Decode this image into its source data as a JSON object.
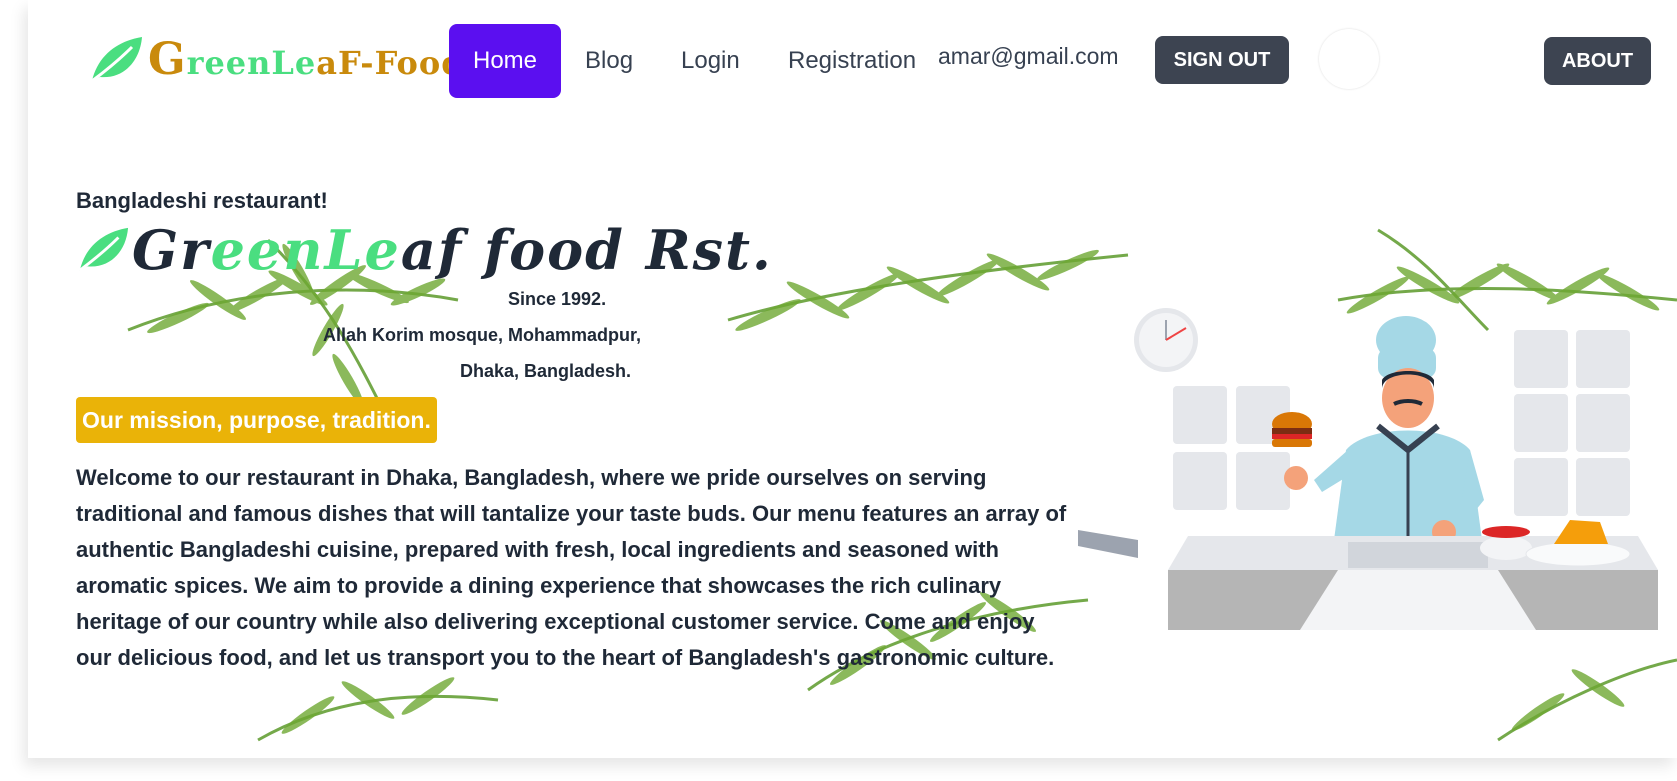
{
  "brand": {
    "logo_text_first": "G",
    "logo_text_mid": "reenLe",
    "logo_text_rest": "aF-Food"
  },
  "nav": {
    "home": "Home",
    "blog": "Blog",
    "login": "Login",
    "registration": "Registration",
    "user_email": "amar@gmail.com",
    "sign_out": "SIGN OUT",
    "about": "ABOUT"
  },
  "hero": {
    "tagline": "Bangladeshi restaurant!",
    "title_part1": "Gr",
    "title_part2": "eenLe",
    "title_part3": "af food Rst.",
    "since": "Since 1992.",
    "address_line1": "Allah Korim mosque, Mohammadpur,",
    "address_line2": "Dhaka, Bangladesh.",
    "mission_badge": "Our mission, purpose, tradition.",
    "description": "Welcome to our restaurant in Dhaka, Bangladesh, where we pride ourselves on serving traditional and famous dishes that will tantalize your taste buds. Our menu features an array of authentic Bangladeshi cuisine, prepared with fresh, local ingredients and seasoned with aromatic spices. We aim to provide a dining experience that showcases the rich culinary heritage of our country while also delivering exceptional customer service. Come and enjoy our delicious food, and let us transport you to the heart of Bangladesh's gastronomic culture."
  },
  "colors": {
    "primary_nav": "#5b0ff0",
    "dark_button": "#3d4451",
    "accent_green": "#4ade80",
    "accent_gold": "#eab308",
    "logo_gold": "#c98a0c"
  },
  "icons": [
    "leaf-icon",
    "chef-illustration",
    "clock-icon",
    "burger-icon"
  ]
}
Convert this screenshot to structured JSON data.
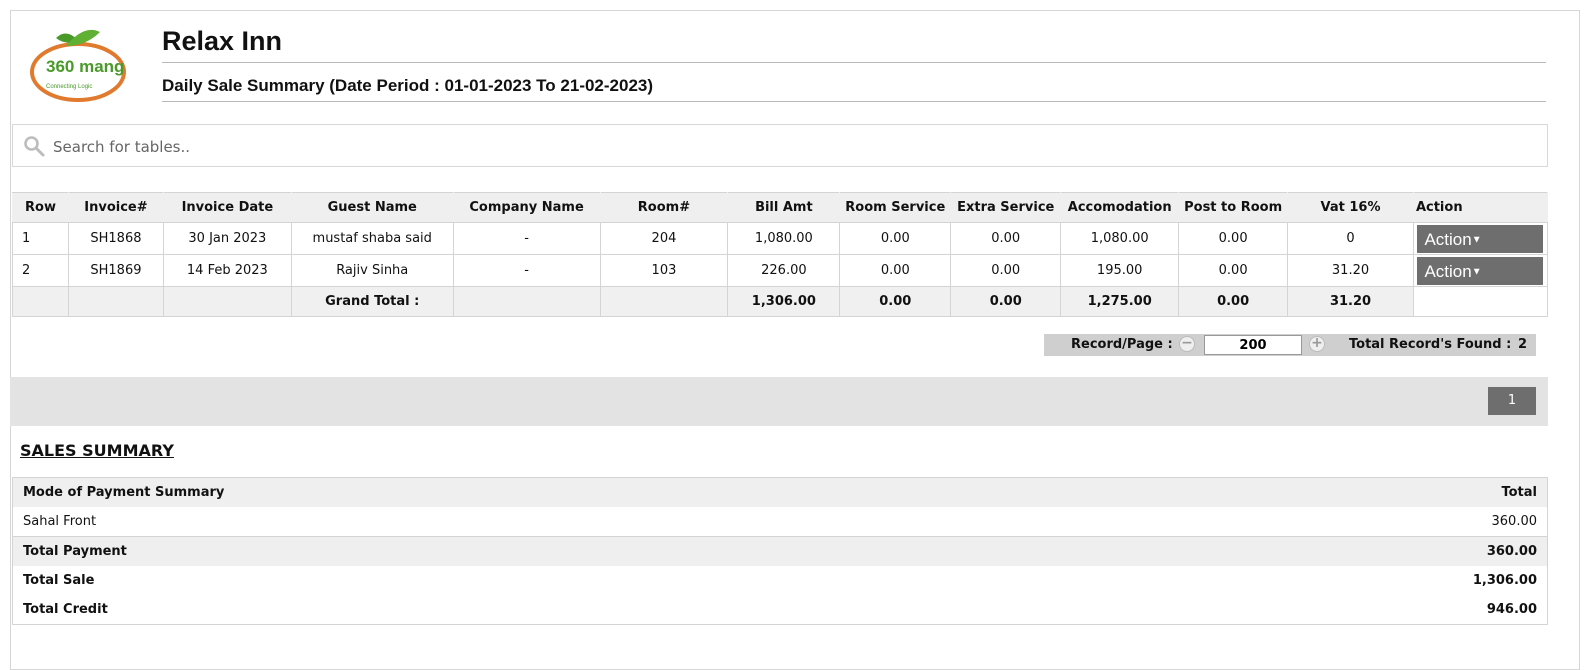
{
  "header": {
    "hotel_name": "Relax Inn",
    "report_title": "Daily Sale Summary (Date Period : 01-01-2023 To 21-02-2023)",
    "logo_text": "360 mang",
    "logo_tagline": "Connecting Logic"
  },
  "search": {
    "placeholder": "Search for tables.."
  },
  "table": {
    "headers": [
      "Row",
      "Invoice#",
      "Invoice Date",
      "Guest Name",
      "Company Name",
      "Room#",
      "Bill Amt",
      "Room Service",
      "Extra Service",
      "Accomodation",
      "Post to Room",
      "Vat 16%",
      "Action"
    ],
    "rows": [
      {
        "row": "1",
        "invoice": "SH1868",
        "date": "30 Jan 2023",
        "guest": "mustaf shaba said",
        "company": "-",
        "room": "204",
        "bill": "1,080.00",
        "room_service": "0.00",
        "extra_service": "0.00",
        "accomodation": "1,080.00",
        "post_to_room": "0.00",
        "vat": "0",
        "action": "Action"
      },
      {
        "row": "2",
        "invoice": "SH1869",
        "date": "14 Feb 2023",
        "guest": "Rajiv Sinha",
        "company": "-",
        "room": "103",
        "bill": "226.00",
        "room_service": "0.00",
        "extra_service": "0.00",
        "accomodation": "195.00",
        "post_to_room": "0.00",
        "vat": "31.20",
        "action": "Action"
      }
    ],
    "totals": {
      "label": "Grand Total :",
      "bill": "1,306.00",
      "room_service": "0.00",
      "extra_service": "0.00",
      "accomodation": "1,275.00",
      "post_to_room": "0.00",
      "vat": "31.20"
    }
  },
  "pager": {
    "record_label": "Record/Page :",
    "records_per_page": "200",
    "found_label": "Total Record's Found :",
    "found_count": "2",
    "current_page": "1"
  },
  "summary": {
    "heading": "SALES SUMMARY",
    "header_left": "Mode of Payment Summary",
    "header_right": "Total",
    "payment_name": "Sahal Front",
    "payment_value": "360.00",
    "total_payment_label": "Total Payment",
    "total_payment": "360.00",
    "total_sale_label": "Total Sale",
    "total_sale": "1,306.00",
    "total_credit_label": "Total Credit",
    "total_credit": "946.00"
  },
  "colors": {
    "button": "#6e6e6e",
    "header_bg": "#efefef",
    "logo_orange": "#e07a2e",
    "logo_green": "#4a9a2a"
  }
}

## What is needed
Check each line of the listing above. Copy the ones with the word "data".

## Response to this exercise
Decode this image into its source data as a JSON object.
Convert this screenshot to structured JSON data.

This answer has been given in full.